1. Optimized Memory Index: To create a searchable index over the contract’s mapping, we first generate a SNARK-friendly data structure (e.g. a Poseidon binary tree) containing all of the elements of the mapping. This requires proving the equivalence between the portion of the MPT storing the Registry mapping and the new data structure.

Specifically, this proof asserts: “The portion of the MPT tree containing nvalues of the mapping can be Merklized with a different SNARK-friendly hash function to create a new digest D’. That is, prove C₁(H₁({a₁, b₁, …, n₁}) == C₂(H₂({a₂, b₂, …, n₂}), so that a₁ == a₂, b₁ == b₂, and so on.”

2. On-Demand Queries: Once the equivalence proof is created for the SNARK-friendly data structure, we can generate proofs for the result of queries from Lagrange’s coprocessor using the optimized root. This enables fast and low-cost on demand queries over the data contained within Registry contracts that can be easily verified on-chain by other contracts.

Moreover, this approach does not require any on-chain caching (which is expensive to maintain and mostly suited for caching block headers). Instead, we effectively just recurse a precomputed proof-of-equivalence into the proof generated for the query. The recursive proof requires ~100ms to verify — and even less with folding schemes implemented — which means that the latency on proving queries is very low (as it always uses the optimized root), but the safety of the proof is always based on the root that is obtained from the block header.


In this article we outlined how Lagrange’s State Committees, Recproofs and MapReduce coprocessor work together to power new AVS logic and design possibilities on top of EigenLayer. Specifically, we’ve outlined how building on top of EigenLayer’s restaking primitives fundamentally expands the universe of securable financial transactions.

In the next series of articles we’ll be sharing more details and insights on the architecture of Lagrange’s State Committees and further highlight how our MapReduce coprocessor and Recproofs products enable us to generate efficient state proofs for optimistic rollups.

Importantly, developers building interoperability solutions and cross-chain applications — bridges, messaging protocols, cross-chain oracles, and more — will want to stay tuned for our next article, which provides a comprehensive overview of shared security for cross-chain protocols. There, we will explain why shared security is the missing piece in the puzzle of secure interoperability.

For more information on the Lagrange product suite, research, and technical architecture, visit Lagrange Labs website.
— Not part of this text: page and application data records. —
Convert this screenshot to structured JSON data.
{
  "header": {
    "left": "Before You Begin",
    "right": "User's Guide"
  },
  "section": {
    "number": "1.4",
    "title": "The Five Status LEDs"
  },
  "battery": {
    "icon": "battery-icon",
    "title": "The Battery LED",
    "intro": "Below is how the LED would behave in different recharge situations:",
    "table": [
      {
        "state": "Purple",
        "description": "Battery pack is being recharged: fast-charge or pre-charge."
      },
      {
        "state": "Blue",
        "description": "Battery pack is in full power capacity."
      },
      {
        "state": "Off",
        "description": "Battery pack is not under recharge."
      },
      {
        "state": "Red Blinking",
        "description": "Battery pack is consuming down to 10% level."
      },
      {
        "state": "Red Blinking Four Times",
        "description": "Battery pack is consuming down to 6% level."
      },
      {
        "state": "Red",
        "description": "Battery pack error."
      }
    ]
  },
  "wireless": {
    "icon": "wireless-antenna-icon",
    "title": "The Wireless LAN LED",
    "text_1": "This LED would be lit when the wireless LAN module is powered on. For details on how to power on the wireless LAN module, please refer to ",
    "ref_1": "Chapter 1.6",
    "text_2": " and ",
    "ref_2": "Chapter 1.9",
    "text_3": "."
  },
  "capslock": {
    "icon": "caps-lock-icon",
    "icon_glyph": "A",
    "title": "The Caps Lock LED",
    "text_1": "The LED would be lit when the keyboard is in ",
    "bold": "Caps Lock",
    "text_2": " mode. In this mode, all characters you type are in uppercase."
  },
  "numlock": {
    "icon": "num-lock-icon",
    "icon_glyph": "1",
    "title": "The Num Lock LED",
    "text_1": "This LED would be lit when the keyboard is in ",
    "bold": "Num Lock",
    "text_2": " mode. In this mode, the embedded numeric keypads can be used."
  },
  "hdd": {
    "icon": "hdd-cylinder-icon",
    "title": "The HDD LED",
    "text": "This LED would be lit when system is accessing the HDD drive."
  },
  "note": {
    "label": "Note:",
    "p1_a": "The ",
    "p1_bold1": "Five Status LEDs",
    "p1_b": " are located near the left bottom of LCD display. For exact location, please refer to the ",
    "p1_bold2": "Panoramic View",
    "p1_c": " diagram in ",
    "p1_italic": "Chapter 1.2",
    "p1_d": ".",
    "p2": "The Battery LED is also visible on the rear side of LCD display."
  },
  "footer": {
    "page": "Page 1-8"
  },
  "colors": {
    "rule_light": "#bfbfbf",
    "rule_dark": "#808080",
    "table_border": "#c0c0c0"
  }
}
You can also follow Lagrange on Twitter/X for updates, announcements, and new developments.

What’s next for Lagrange State Committees and MapReduce Coprocessor?

Lagrange Labs’ products and AVS deployment schedule will closely follow that of EigenLayer. For more technical details, see Article II and Article III of this series.
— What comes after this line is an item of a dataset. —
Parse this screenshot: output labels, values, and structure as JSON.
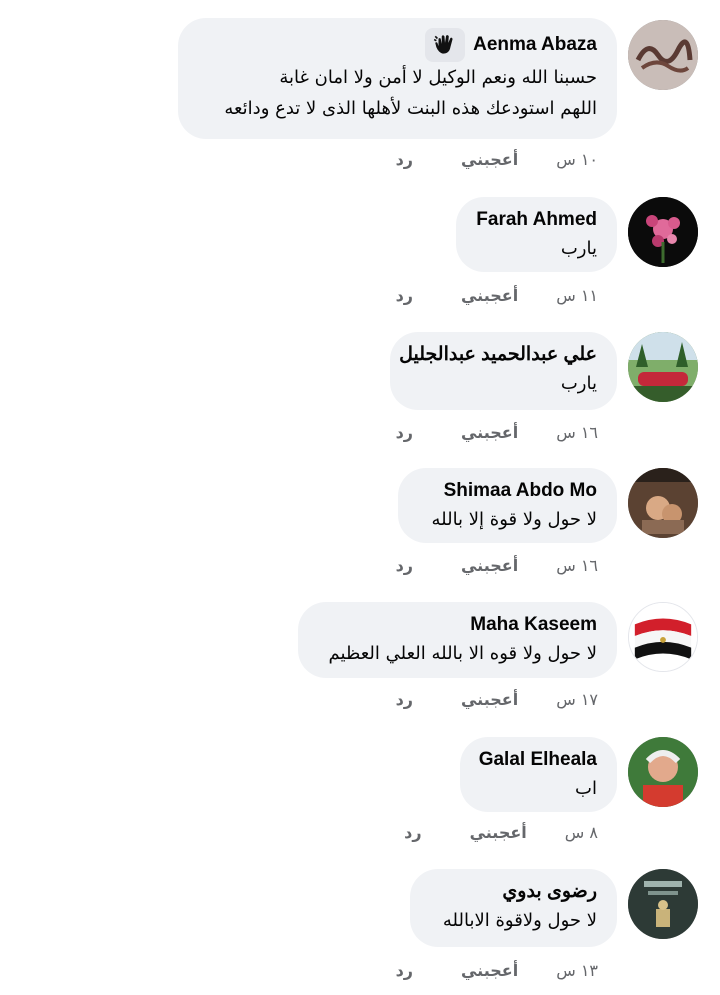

Ismael Hishon-Rezaizadeh (Lagrange Labs), Omar Yehia (Lagrange Labs), and Emmanuel Awosika contributed to this article. Emmanuel was contracted by Lagrange Labs to support the writing of this article. We thank the EigenLabs team for their feedback and insight.